At our initial evaluation, Bill's gray complexion indicated very poor circulation; his cranial vault had the sensation of being fused; and there was no palpable craniosacral rhythm. He had a serious infection in his toes. And he told us that for 6 months, doctors had been unable to control his raging bladder infection. He couldn't pass a normal bowel movement without pharmaceutical help. And as you would expect from dealing with a multitude of health problems, he was depressed.
As a therapeutic team, we blended together to support Bill in what would become a transformational journey. We listened deeply to his body, helped release restrictions in his craniosacral and fascial systems, encouraged the whole-body flow of fluid, and supported him in his process in whatever way he needed. Our job was to trust the work, trust our hands, and trust Bill's body to lead us through his unique healing sequence.
"Cranial pumping," a simple technique taught in entry-level CranioSacral Therapy, quickly proved invaluable. Essentially, the therapist tunes into the craniosacral rhythm while using gentle pressure to nudge the end range of flexion and extension. By day three, this technique had helped Bill's coloring change so dramatically that his night nurse, who had no idea what we were doing during the day, insisted on checking his temperature.
Bill's fluid circulation continued to improve every day. As he slowly gained more vitality, he became stronger, his outlook improved, and he began interacting more positively with everyone around him. On the fifth day of therapy, the infection in Bill's toes was gone, and he also reported that he had finally started relieving his bowel independently.
A New Level of Hope
Week two was full of even more encouraging change. Bill's nursing staff and fellow patients began giving him glowing compliments. His friends told him how great he looked, saying he seemed to be "back to his old self" again. Around town, people were even stopping us (his therapists) to mention how terrific Bill looked and how grateful they felt. This man was obviously loved.
Toward the end of his intensive-therapy program, Bill began to exhibit far more mobility, strength and control in one arm than we had expected. He wasn't able to write yet, but he wasn't far off. He also had finally stopped talking about how miserable he felt and started imagining his future again. For the first time in months, he was making plans for a new life.
I flew home deeply gratified to have been a part of such a profound healing and mentoring experience. In all the years I've been working in multi-hands intensive-therapy programs, I've never lost the significance of being blessed to witness the metamorphosis of another human being.
A week later Cindy told me she had checked on Bill. The bladder infection that had plagued him for 6 months was gone. As she left the room, he was sitting in his computerized wheelchair surrounded by friends...and laughing.

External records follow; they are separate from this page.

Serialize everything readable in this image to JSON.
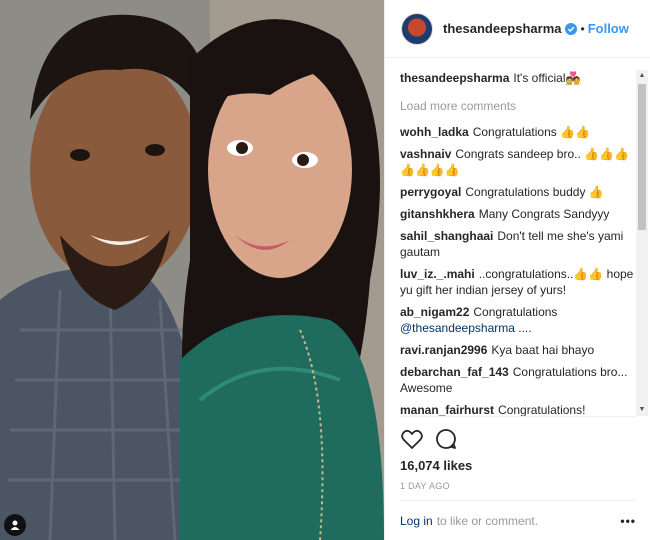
{
  "post": {
    "username": "thesandeepsharma",
    "follow_label": "Follow",
    "dot": "•",
    "caption": {
      "user": "thesandeepsharma",
      "text": "It's official💑"
    },
    "load_more": "Load more comments",
    "comments": [
      {
        "user": "wohh_ladka",
        "text": "Congratulations 👍👍"
      },
      {
        "user": "vashnaiv",
        "text": "Congrats sandeep bro.. 👍👍👍👍👍👍👍"
      },
      {
        "user": "perrygoyal",
        "text": "Congratulations buddy 👍"
      },
      {
        "user": "gitanshkhera",
        "text": "Many Congrats Sandyyy"
      },
      {
        "user": "sahil_shanghaai",
        "text": "Don't tell me she's yami gautam"
      },
      {
        "user": "luv_iz._.mahi",
        "text": "..congratulations..👍👍 hope yu gift her indian jersey of yurs!"
      },
      {
        "user": "ab_nigam22",
        "text": "Congratulations",
        "mention": "@thesandeepsharma ...."
      },
      {
        "user": "ravi.ranjan2996",
        "text": "Kya baat hai bhayo"
      },
      {
        "user": "debarchan_faf_143",
        "text": "Congratulations bro... Awesome"
      },
      {
        "user": "manan_fairhurst",
        "text": "Congratulations!"
      }
    ],
    "likes": "16,074 likes",
    "time": "1 DAY AGO",
    "footer": {
      "login": "Log in",
      "rest": "to like or comment.",
      "more": "•••"
    }
  },
  "icons": {
    "verified": "verified-badge-icon",
    "like": "heart-icon",
    "comment": "comment-bubble-icon",
    "user_tag": "user-tag-icon"
  },
  "colors": {
    "follow": "#3897f0",
    "link": "#003569",
    "muted": "#999999"
  }
}
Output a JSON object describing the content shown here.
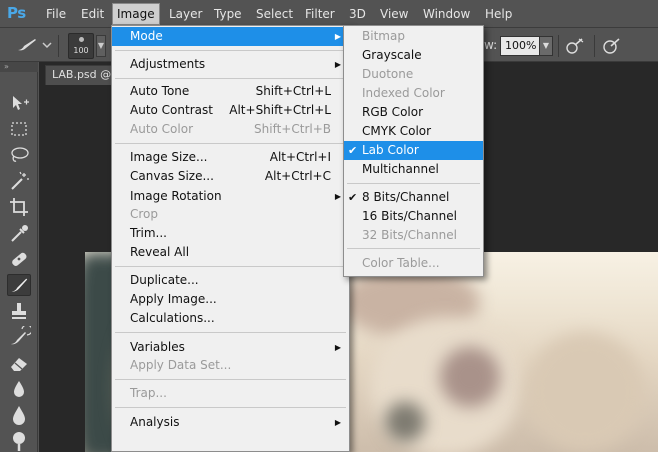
{
  "app": {
    "logo": "Ps"
  },
  "menubar": {
    "items": [
      "File",
      "Edit",
      "Image",
      "Layer",
      "Type",
      "Select",
      "Filter",
      "3D",
      "View",
      "Window",
      "Help"
    ],
    "active": "Image"
  },
  "options": {
    "brush_size": "100",
    "flow_label": "w:",
    "flow_value": "100%"
  },
  "document": {
    "tab_label": "LAB.psd @"
  },
  "image_menu": {
    "mode": "Mode",
    "adjustments": "Adjustments",
    "auto_tone": "Auto Tone",
    "auto_tone_sc": "Shift+Ctrl+L",
    "auto_contrast": "Auto Contrast",
    "auto_contrast_sc": "Alt+Shift+Ctrl+L",
    "auto_color": "Auto Color",
    "auto_color_sc": "Shift+Ctrl+B",
    "image_size": "Image Size...",
    "image_size_sc": "Alt+Ctrl+I",
    "canvas_size": "Canvas Size...",
    "canvas_size_sc": "Alt+Ctrl+C",
    "image_rotation": "Image Rotation",
    "crop": "Crop",
    "trim": "Trim...",
    "reveal_all": "Reveal All",
    "duplicate": "Duplicate...",
    "apply_image": "Apply Image...",
    "calculations": "Calculations...",
    "variables": "Variables",
    "apply_data_set": "Apply Data Set...",
    "trap": "Trap...",
    "analysis": "Analysis"
  },
  "mode_menu": {
    "bitmap": "Bitmap",
    "grayscale": "Grayscale",
    "duotone": "Duotone",
    "indexed_color": "Indexed Color",
    "rgb_color": "RGB Color",
    "cmyk_color": "CMYK Color",
    "lab_color": "Lab Color",
    "multichannel": "Multichannel",
    "bits8": "8 Bits/Channel",
    "bits16": "16 Bits/Channel",
    "bits32": "32 Bits/Channel",
    "color_table": "Color Table..."
  },
  "colors": {
    "highlight": "#1e8fe8",
    "logo": "#4aa8e8"
  }
}
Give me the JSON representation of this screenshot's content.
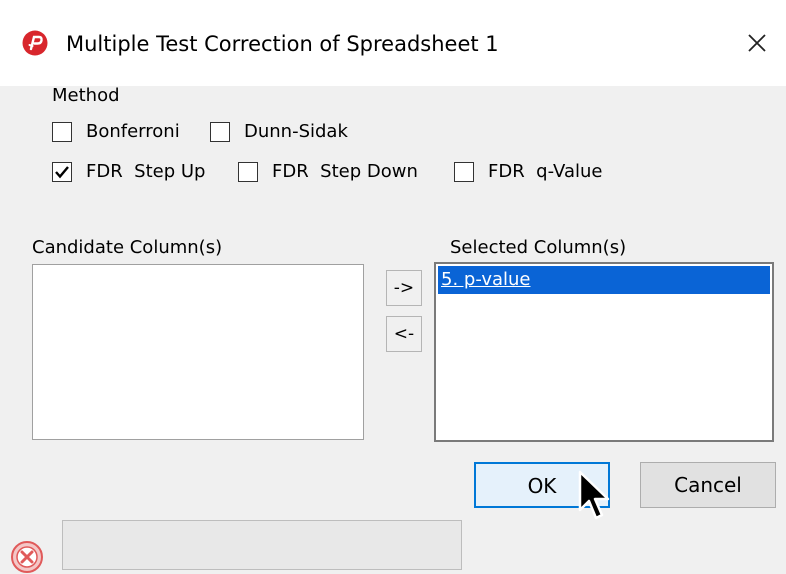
{
  "window": {
    "title": "Multiple Test Correction of Spreadsheet 1",
    "app_icon": "partek-logo-icon",
    "close_icon": "close-icon"
  },
  "method": {
    "label": "Method",
    "options": [
      {
        "label": "Bonferroni",
        "checked": false
      },
      {
        "label": "Dunn-Sidak",
        "checked": false
      },
      {
        "label": "FDR  Step Up",
        "checked": true
      },
      {
        "label": "FDR  Step Down",
        "checked": false
      },
      {
        "label": "FDR  q-Value",
        "checked": false
      }
    ]
  },
  "candidate": {
    "label": "Candidate Column(s)",
    "items": []
  },
  "transfer": {
    "add_label": "->",
    "remove_label": "<-"
  },
  "selected": {
    "label": "Selected Column(s)",
    "items": [
      "5. p-value"
    ]
  },
  "buttons": {
    "ok_label": "OK",
    "cancel_label": "Cancel"
  },
  "status": {
    "icon": "error-icon",
    "text": ""
  },
  "colors": {
    "accent": "#0078d7",
    "selection": "#0a64d6",
    "logo_red": "#d8262c"
  }
}
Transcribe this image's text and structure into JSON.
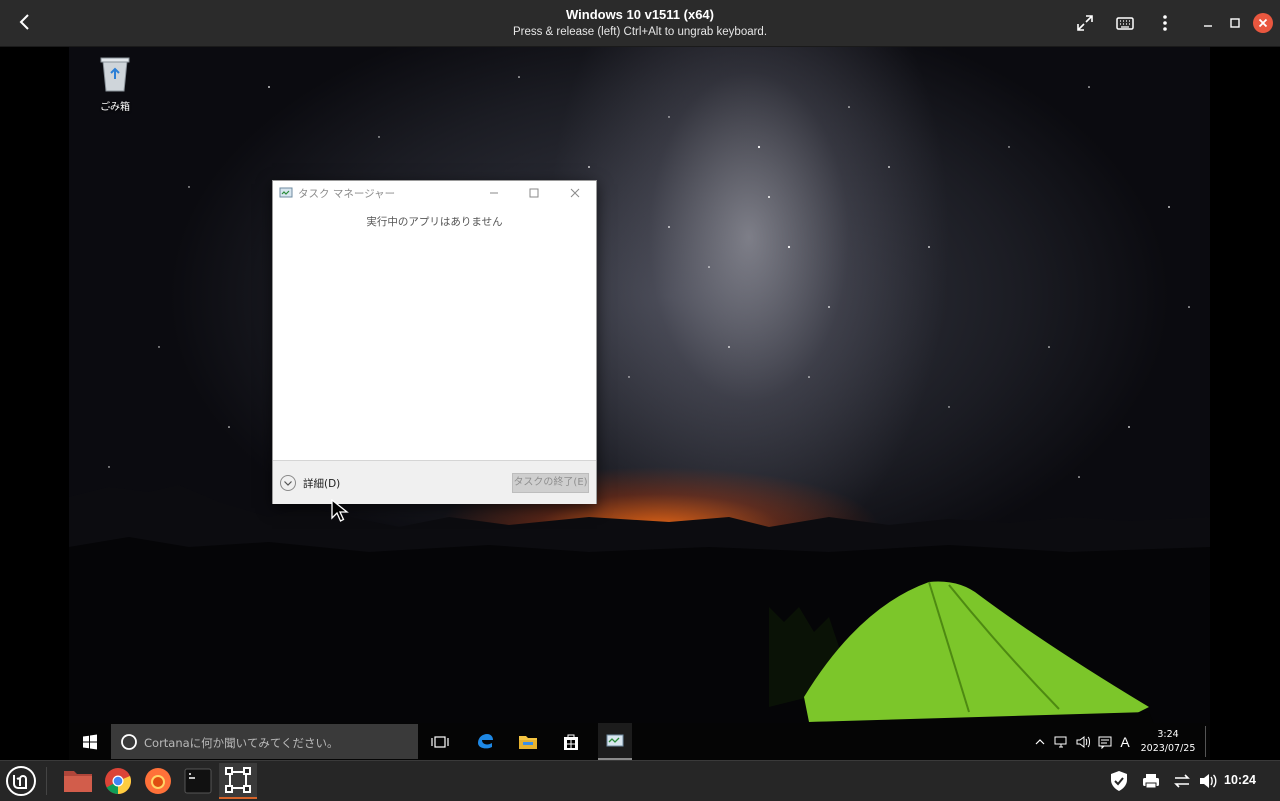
{
  "host": {
    "title": "Windows 10 v1511 (x64)",
    "subtitle": "Press & release (left) Ctrl+Alt to ungrab keyboard.",
    "icons": [
      "back-arrow-icon",
      "fullscreen-icon",
      "keyboard-icon",
      "kebab-menu-icon",
      "minimize-icon",
      "maximize-icon",
      "close-icon"
    ]
  },
  "desktop": {
    "recycle_bin_label": "ごみ箱"
  },
  "task_manager": {
    "title": "タスク マネージャー",
    "empty_message": "実行中のアプリはありません",
    "details_label": "詳細(D)",
    "end_task_label": "タスクの終了(E)"
  },
  "win_taskbar": {
    "search_placeholder": "Cortanaに何か聞いてみてください。",
    "ime_indicator": "A",
    "time": "3:24",
    "date": "2023/07/25",
    "pinned": [
      "windows-start-icon",
      "task-view-icon",
      "edge-icon",
      "file-explorer-icon",
      "store-icon",
      "task-manager-icon"
    ]
  },
  "host_panel": {
    "time": "10:24",
    "apps": [
      "mint-menu-icon",
      "files-icon",
      "chrome-icon",
      "firefox-icon",
      "terminal-icon",
      "vm-viewer-icon"
    ],
    "tray": [
      "shield-icon",
      "printer-icon",
      "network-icon",
      "volume-icon"
    ]
  },
  "colors": {
    "host_close": "#e9573f",
    "panel_accent": "#d4632a",
    "tent_green": "#7cc62a"
  }
}
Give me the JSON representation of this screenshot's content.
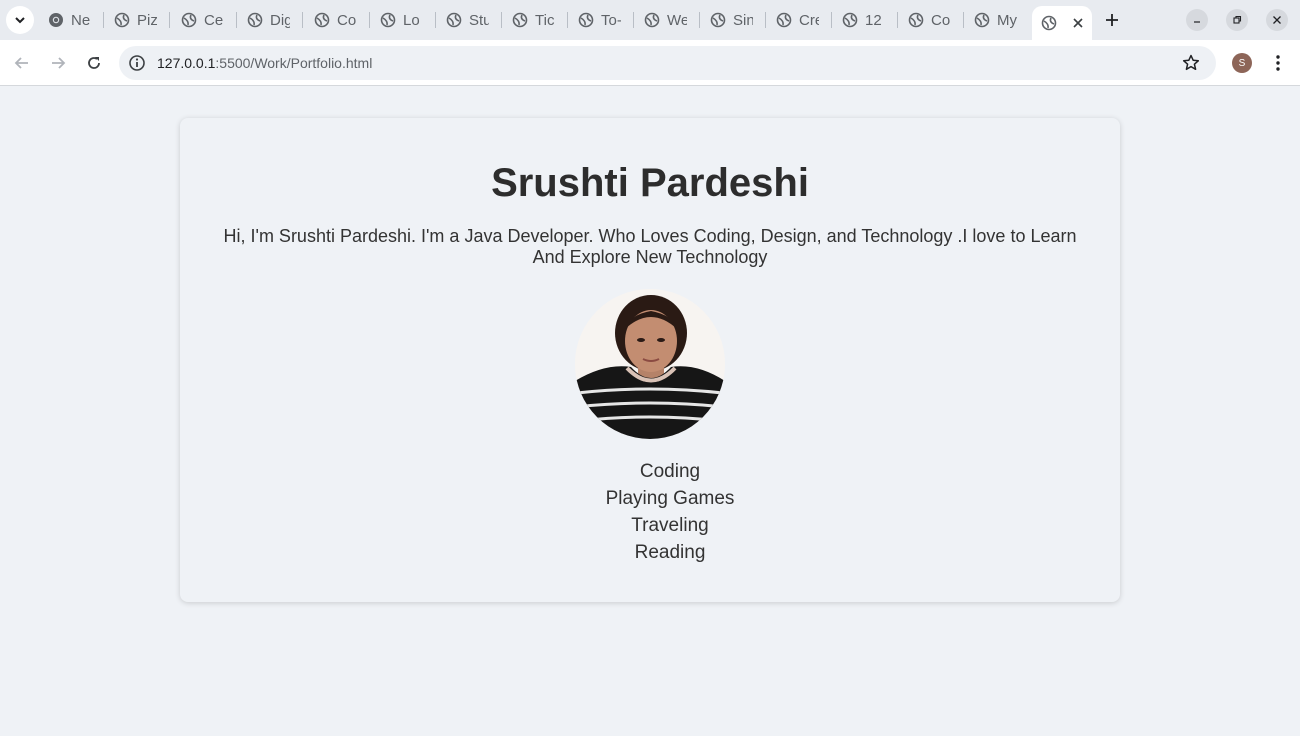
{
  "browser": {
    "tabs": [
      {
        "title": "Ne",
        "icon": "chrome-icon"
      },
      {
        "title": "Piz",
        "icon": "globe-icon"
      },
      {
        "title": "Cer",
        "icon": "globe-icon"
      },
      {
        "title": "Dig",
        "icon": "globe-icon"
      },
      {
        "title": "Co",
        "icon": "globe-icon"
      },
      {
        "title": "Lo",
        "icon": "globe-icon"
      },
      {
        "title": "Stu",
        "icon": "globe-icon"
      },
      {
        "title": "Tic",
        "icon": "globe-icon"
      },
      {
        "title": "To-",
        "icon": "globe-icon"
      },
      {
        "title": "We",
        "icon": "globe-icon"
      },
      {
        "title": "Sin",
        "icon": "globe-icon"
      },
      {
        "title": "Cre",
        "icon": "globe-icon"
      },
      {
        "title": "12",
        "icon": "globe-icon"
      },
      {
        "title": "Co",
        "icon": "globe-icon"
      },
      {
        "title": "My",
        "icon": "globe-icon"
      }
    ],
    "url_host": "127.0.0.1",
    "url_path": ":5500/Work/Portfolio.html",
    "profile_initial": "S"
  },
  "page": {
    "name": "Srushti Pardeshi",
    "bio": "Hi, I'm Srushti Pardeshi. I'm a Java Developer. Who Loves Coding, Design, and Technology .I love to Learn And Explore New Technology",
    "hobbies": [
      "Coding",
      "Playing Games",
      "Traveling",
      "Reading"
    ]
  },
  "colors": {
    "page_bg": "#eff2f6",
    "heading": "#2d2d2d",
    "text": "#333333"
  }
}
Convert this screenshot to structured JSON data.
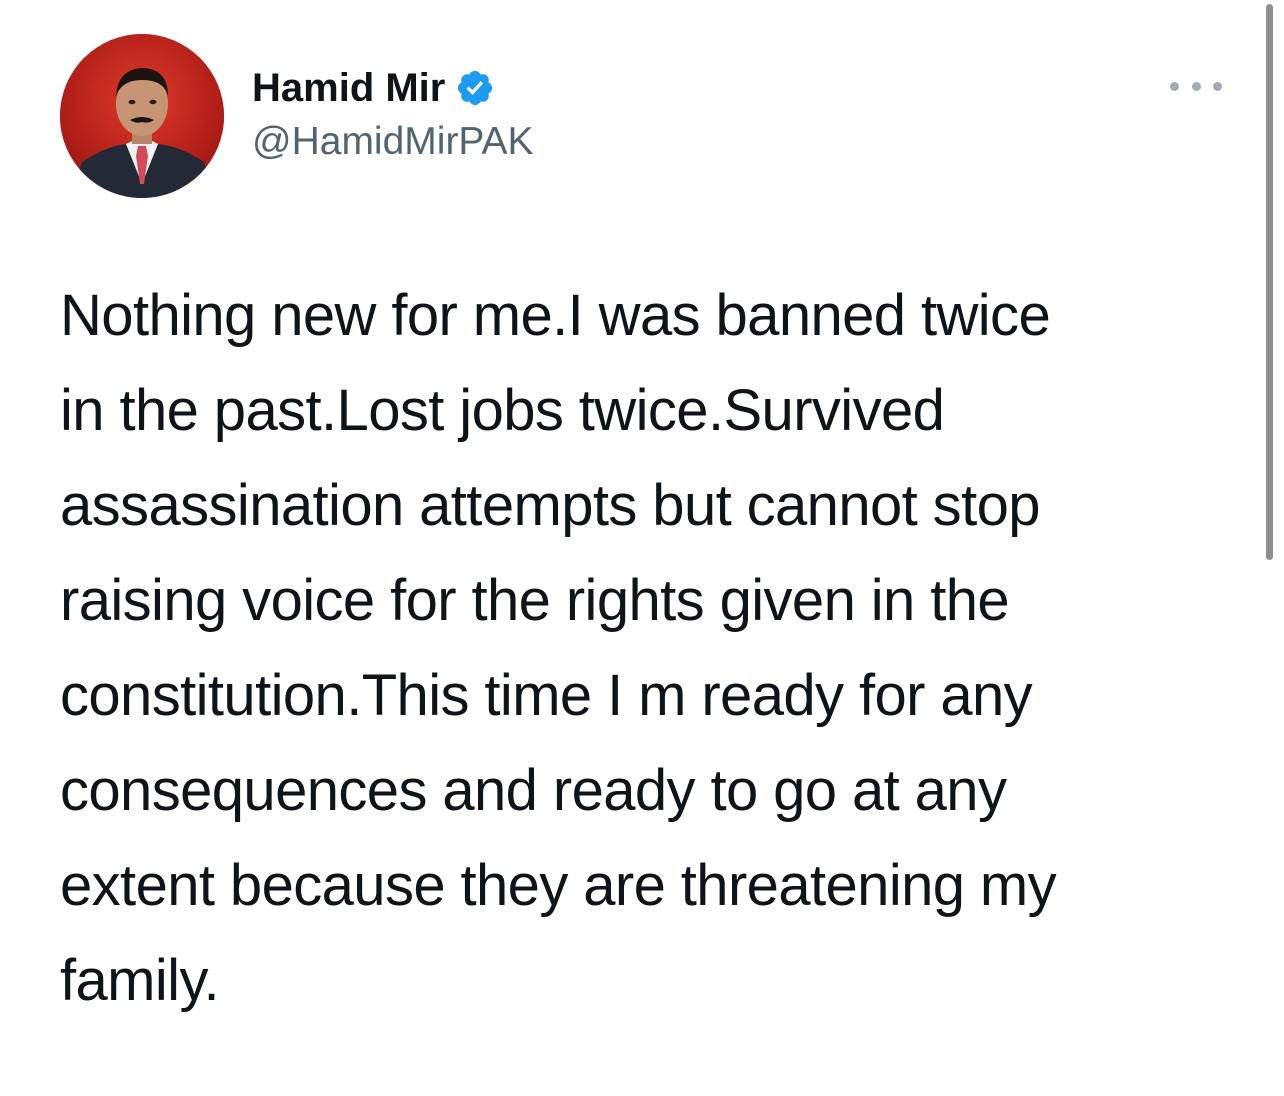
{
  "tweet": {
    "author": {
      "display_name": "Hamid Mir",
      "handle": "@HamidMirPAK",
      "verified": true,
      "avatar_icon": "profile-photo",
      "verified_icon": "verified-badge-icon"
    },
    "more_icon": "more-options-icon",
    "text_lines": [
      "Nothing new for me.I was banned twice",
      "in the past.Lost jobs twice.Survived",
      "assassination attempts but cannot stop",
      "raising voice for the rights given in the",
      "constitution.This time I m ready for any",
      "consequences and ready to go at any",
      "extent because they are threatening my",
      "family."
    ]
  },
  "colors": {
    "text": "#0f1419",
    "handle": "#536471",
    "verified_blue": "#1d9bf0",
    "avatar_background": "#c0201c",
    "more_dots": "#a2abb3",
    "scrollbar": "#8e8e8e"
  }
}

Click here for previous articles by John Upledger, DO, OMM.
Nancy Westphal, LMT, CST-D is a diplomate-certified craniosacral therapist with two decades of experience. She is a clinician and mentor for therapists who want to improve their skills and help patients move past their plateaus. To contact Nancy or learn more visit her Web site at www.nancywestphal.com.
Join the conversation
Comments are encouraged, but you must follow our User Agreementcomments powered by Disqus
Keep it civil and stay on topic. No profanity, vulgar, racist or hateful comments or personal attacks. Anyone who chooses to exercise poor judgement will be blocked. By posting your comment, you agree to allow MPA Media the right to republish your name and comment in additional MPA Media publications without any notification or payment.